"Trust," she sings, "women will always take you to their breasts." And pair that with "Splinter" where she adds, "Oh women, won't you be our windows, women who bleed and bleed and bleed [. . .] show us we are connected to everything" -- in other words, stealing from Robert Altman's The Player, it's The Gods Must Be Crazy and women are the Coke bottle?
Uh, Ani, don't try speaking for me and certainly don't go making promises on my behalf. You may have a vagina but we do not share anything else. If you want to 'put out' for 'boys who say yes to ERA,' you go for it, but don't expect me to be a Playboy centerfold of faux liberation, pretending that my putting out for a man equals fulfilling my own liberation. Or that I must "bleed and bleed and bleed" -- really, for who?
Post-menopausal women who are bleeding have either been beaten or have a health condition. The same for women who have had a hysterectomy. Ani's need for women to bleed is deeply sexist and goes to the violent imagery Ani DiFranco embraces. And to the fact that women exist, in her songs, only for what they can do for men. They're metaphors and machines, not full bodied persons, certainly not independent ones, or rational ones, these nature-centric women Ani apparently observed on some 70s vintage feminine napkin commercial. Ani writes as if her brain has taken off 'on the wings of a Maxi.'

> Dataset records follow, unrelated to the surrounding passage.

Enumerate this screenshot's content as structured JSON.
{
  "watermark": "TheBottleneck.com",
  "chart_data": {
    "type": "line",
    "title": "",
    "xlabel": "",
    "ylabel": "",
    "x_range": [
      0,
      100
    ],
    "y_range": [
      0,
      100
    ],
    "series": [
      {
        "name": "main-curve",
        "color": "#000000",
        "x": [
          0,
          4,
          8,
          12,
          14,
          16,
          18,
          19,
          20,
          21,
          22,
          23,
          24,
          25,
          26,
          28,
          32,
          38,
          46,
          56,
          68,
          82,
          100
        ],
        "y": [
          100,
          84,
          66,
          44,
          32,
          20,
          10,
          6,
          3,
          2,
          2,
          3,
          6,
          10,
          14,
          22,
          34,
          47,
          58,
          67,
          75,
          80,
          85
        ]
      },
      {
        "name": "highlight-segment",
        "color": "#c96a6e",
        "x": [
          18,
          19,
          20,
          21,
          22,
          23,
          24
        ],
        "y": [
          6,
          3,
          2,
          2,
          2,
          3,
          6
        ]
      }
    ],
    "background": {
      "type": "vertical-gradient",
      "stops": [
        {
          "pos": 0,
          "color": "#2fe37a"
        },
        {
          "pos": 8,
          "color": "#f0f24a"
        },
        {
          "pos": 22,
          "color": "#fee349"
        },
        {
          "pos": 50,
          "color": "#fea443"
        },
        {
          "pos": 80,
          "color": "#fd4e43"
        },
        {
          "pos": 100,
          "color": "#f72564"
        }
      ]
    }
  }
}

Her muse must have taken off for parts unknown because, over and over, the music and Ani's guitar playing sound tired and lifeless on this album. The opening of "Unworry" teases that it might be a song with life but then it's big band time and a simple thump-thump-thump that's tired and dull. It also humorous -- at least it is when Ani reveals that she thinks she can scat. "Scat" might actually be the term to apply to this album, but not in the jazz sense.
"Amendment" starts off with what sounds like radio static (how very R.E.M. of her) and nonsense sounds kick off most tracks like the start of "Hearse."
That one's yet another ode to 'lesbian' Ani's eternal love for being in bed with men ("I just want to lie here with you"). She then wants to really worship the phallus by telling her man, "The little baby in the next room dreaming is just icing on the cake." For someone with such hot loins, you might think she could write one song with music that was convincingly sexual. You would be wrong. And topping her music on the dispassionate measure are her tired vocals. "I will always be your lover," she insists sounding as if she's asking, "You want Thai or Mexican for lunch?"
Sexy really isn't a quality that's ever applied to Ani. And there's something really f**ked up about anyone who thinks "like a dog chasing after a hearse" is a metaphor for sex. Does Ani get how f**ked up she is?
Of course not. Which makes Which Side Are You On work . . . as a comedy album. But fail as anything else.
Laugh at "Splinter" as you grasp that Ani's now ripping off corporate jingles ("The touch, the feel, the fabric of our lives"). But mainly, laugh at the millionaire poser. Ani doesn't like it to be pointed out that she's a millionaire several times over. And certainly that fact doesn't jibe with her 'protests' songs. But no real protest singer does an album applauding a US president -- especially when this one has continued empire and war.
"And you can smell me coming from half way down the street," Ani sings on "Life Boat" and also makes very clear throughout Which Side Are You On.
You know Ani, if Massengil worries you, there are homeopathic cures for vaginal odor -- including garlic and tea tree oil. Either way, you should certainly have looked into that issue before stinking up America with your latest release.
the common ills